Employee success is an important part of the business, Kittrell says. In fact, it’s one of the reasons they opened a second restaurant and continue to expand. “Our employees were asking us, ‘What’s next?’ ” she recalls. And as she and Thad were working alongside people who desired to take on more responsibility, the couple wanted to provide them opportunity. “We have great people who see our vision and understand what we’re trying to do,” she says.

Though the parents of four children vow to grow the business, they caution that it will be a slow and strategic process. As they are preparing to open restaurants in Indianapolis, they added a training manager and purchased software to help streamline recipes.

“We’re trying to build something here,” she says. “We invested in infrastructure. We understand that sometimes you have to take a step back in order take two steps forward.”



Troy Allen, Founder and Chief Entertainment Officer, Rise Brands

A brand, design and strategy expert, Troy Allen created Rise Brands in 2013. The focus of the organization is on creating new brands and bringing them to market.

Since its launch, Rise Brands has successfully launched 16-Bit Bar + Arcade, Pins Mechanical Co. and No Soliciting, all in the Columbus area.

Before starting Rise, Allen led transformative creative campaigns at marketing and communications agency Fahlgren Mortine across a variety of industries and companies including McDonald’s, Coca-Cola, Harley-Davidson, Pier Foods, Oil of Olay and Pringles.

And Rise Brands is not Allen’s first foray into entrepreneurship. In 2009, he founded ELEVATE Thinking—a brand strategy firm focused on creating deeper consumer engagement for its clients. ELEVATE ultimately evolved to become Rise Brands. The company has since been placed on the Inc. 5000 list of fastest growing companies. Allen lives in Dublin, where he serves on the Dublin Convention & Visitors Bureau Board of Directors. He attended both the Columbus College of Art & Design and Kent State University.

Greg Ubert, Founder & President, Crimson Cup

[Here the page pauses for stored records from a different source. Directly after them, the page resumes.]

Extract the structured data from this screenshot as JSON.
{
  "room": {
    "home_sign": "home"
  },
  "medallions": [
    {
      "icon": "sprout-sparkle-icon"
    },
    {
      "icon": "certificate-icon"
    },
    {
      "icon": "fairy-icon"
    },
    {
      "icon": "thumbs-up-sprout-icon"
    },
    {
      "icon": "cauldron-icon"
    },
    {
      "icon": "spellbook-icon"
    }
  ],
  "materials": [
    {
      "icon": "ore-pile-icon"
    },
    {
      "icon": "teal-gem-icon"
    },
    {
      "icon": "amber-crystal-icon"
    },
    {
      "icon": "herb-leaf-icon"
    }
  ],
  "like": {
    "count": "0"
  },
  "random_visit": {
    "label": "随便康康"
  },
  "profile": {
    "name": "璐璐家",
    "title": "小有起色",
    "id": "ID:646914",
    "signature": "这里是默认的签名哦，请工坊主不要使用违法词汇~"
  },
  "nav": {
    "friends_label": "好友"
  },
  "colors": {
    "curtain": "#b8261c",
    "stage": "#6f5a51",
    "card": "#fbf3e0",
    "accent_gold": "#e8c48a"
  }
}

Greg Ubert has been in the coffee business for a long time. In 1991, a love of both the drink and entrepreneurship led him to start Crimson Cup Coffee & Tea in Columbus. Crimson Cup has grown to employ more than 60 individuals, distributes coffee in 37 states, Guam and Bangladesh through coffee shops, restaurants, food service operations, college campuses and specialty grocers, and roasts 500,000 pounds of coffee each year. There are also Crimson Cup Coffee Houses in Clintonville, Upper Arlington and Tallmadge, Ohio, and a coffee bar in the Greater Columbus Convention Center.

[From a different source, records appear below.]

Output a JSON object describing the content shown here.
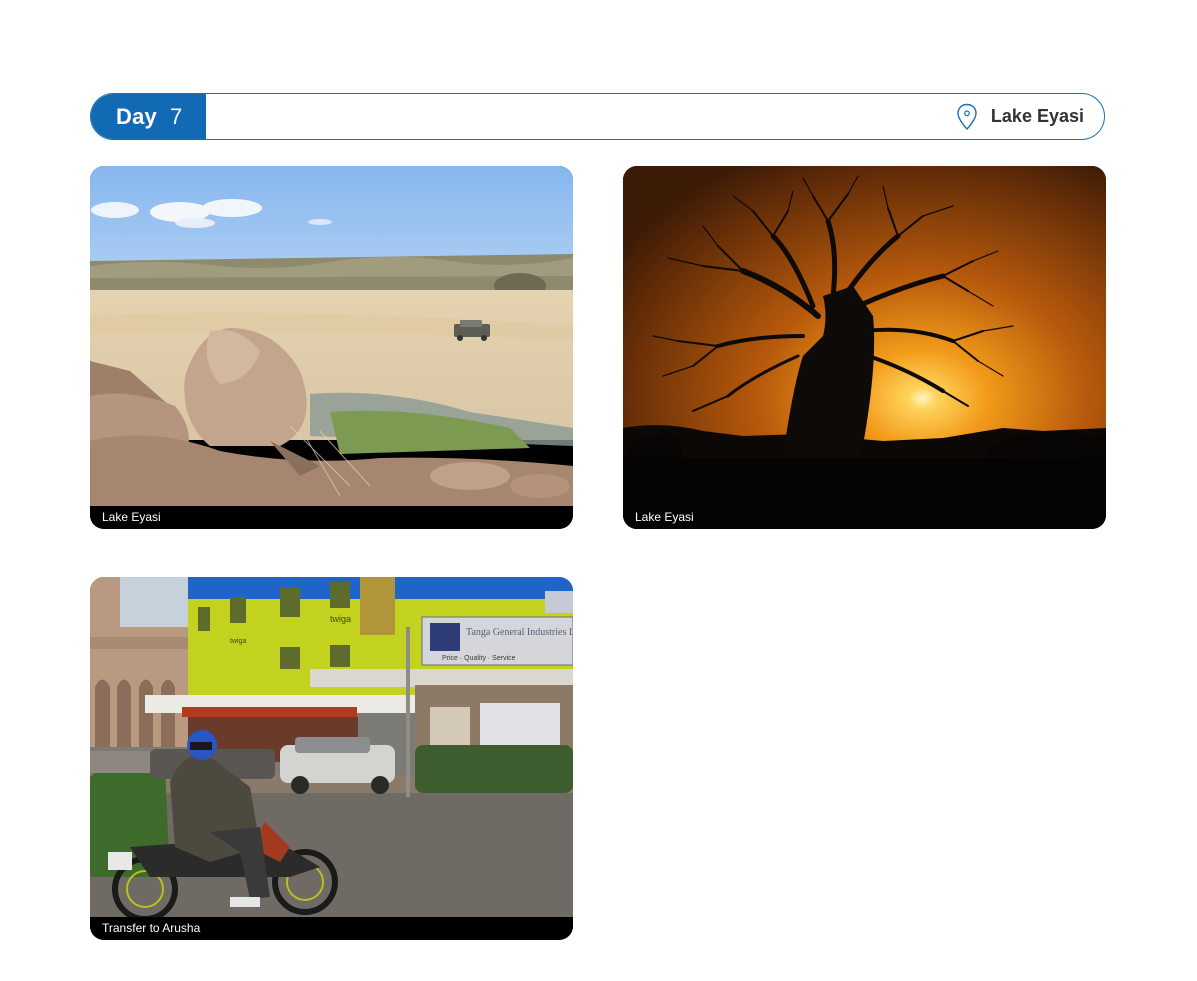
{
  "day": {
    "label": "Day",
    "number": "7",
    "location": "Lake Eyasi",
    "accent_color": "#136ab4"
  },
  "photos": [
    {
      "caption": "Lake Eyasi",
      "scene": "dry lakebed with boulders and a safari vehicle"
    },
    {
      "caption": "Lake Eyasi",
      "scene": "baobab tree silhouette at sunset"
    },
    {
      "caption": "Transfer to Arusha",
      "scene": "town street with motorcyclist and yellow-green building"
    }
  ],
  "photo_texts": {
    "sign_brand": "twiga",
    "sign_company": "Tanga General Industries Ltd",
    "sign_motto": "Price · Quality · Service"
  }
}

Each year, Ubert and his employees travel over 45,000 miles to both source coffee and to build relationships with growers. In 2016, Crimson Cup was named Roast magazine’s Macro Roaster of the Year. Ubert’s book, Seven Steps to Success: A Common Sense Guide to Succeed in Specialty Coffee, and a program by the same name have helped others launch successful independent coffee shops. Ubert is on the board of the Columbus Chamber of Commerce. He graduated from Harvard University.

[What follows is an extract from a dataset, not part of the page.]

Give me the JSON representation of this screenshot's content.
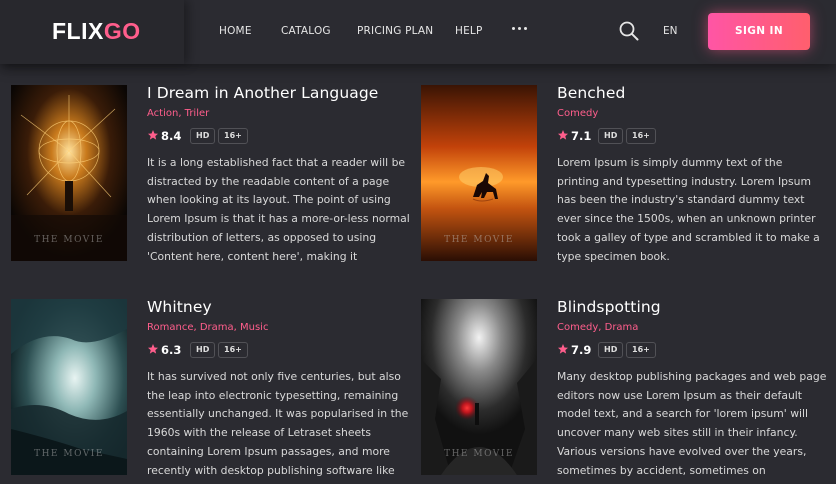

Darci Congrove, Managing Director, GBQ

Darci Congrove has been with GBQ’s Columbus office since 1998—but not always as its managing director. Five years after beginning with the accounting firm, she was made partner, and then in 2010 elected to her current position.

Beyond leading GBQ, Congrove is an active member of the Columbus community. She serves on the Columbus-Franklin County Finance Authority board as chair; she is also a board member for the Columbus Chamber of Commerce and a past board chair for the Women’s Fund of Central Ohio.

In 2003, Congrove graduated from the Leadership Columbus program. Congrove also was chosen as one of the 12 outstanding leaders by the Women for Economic and Leadership Development in 2010 and received the 2010 United Way of Central Ohio’s Robert S. Crane Jr. Young Philanthropist Award. In 2015, she was awarded the Frank Fetch Award from the German Village Society. This award, considered its highest honor, recognizes the service and contributions of someone who exemplifies the dedication and commitment demonstrated by German Village pioneer Frank Fetch.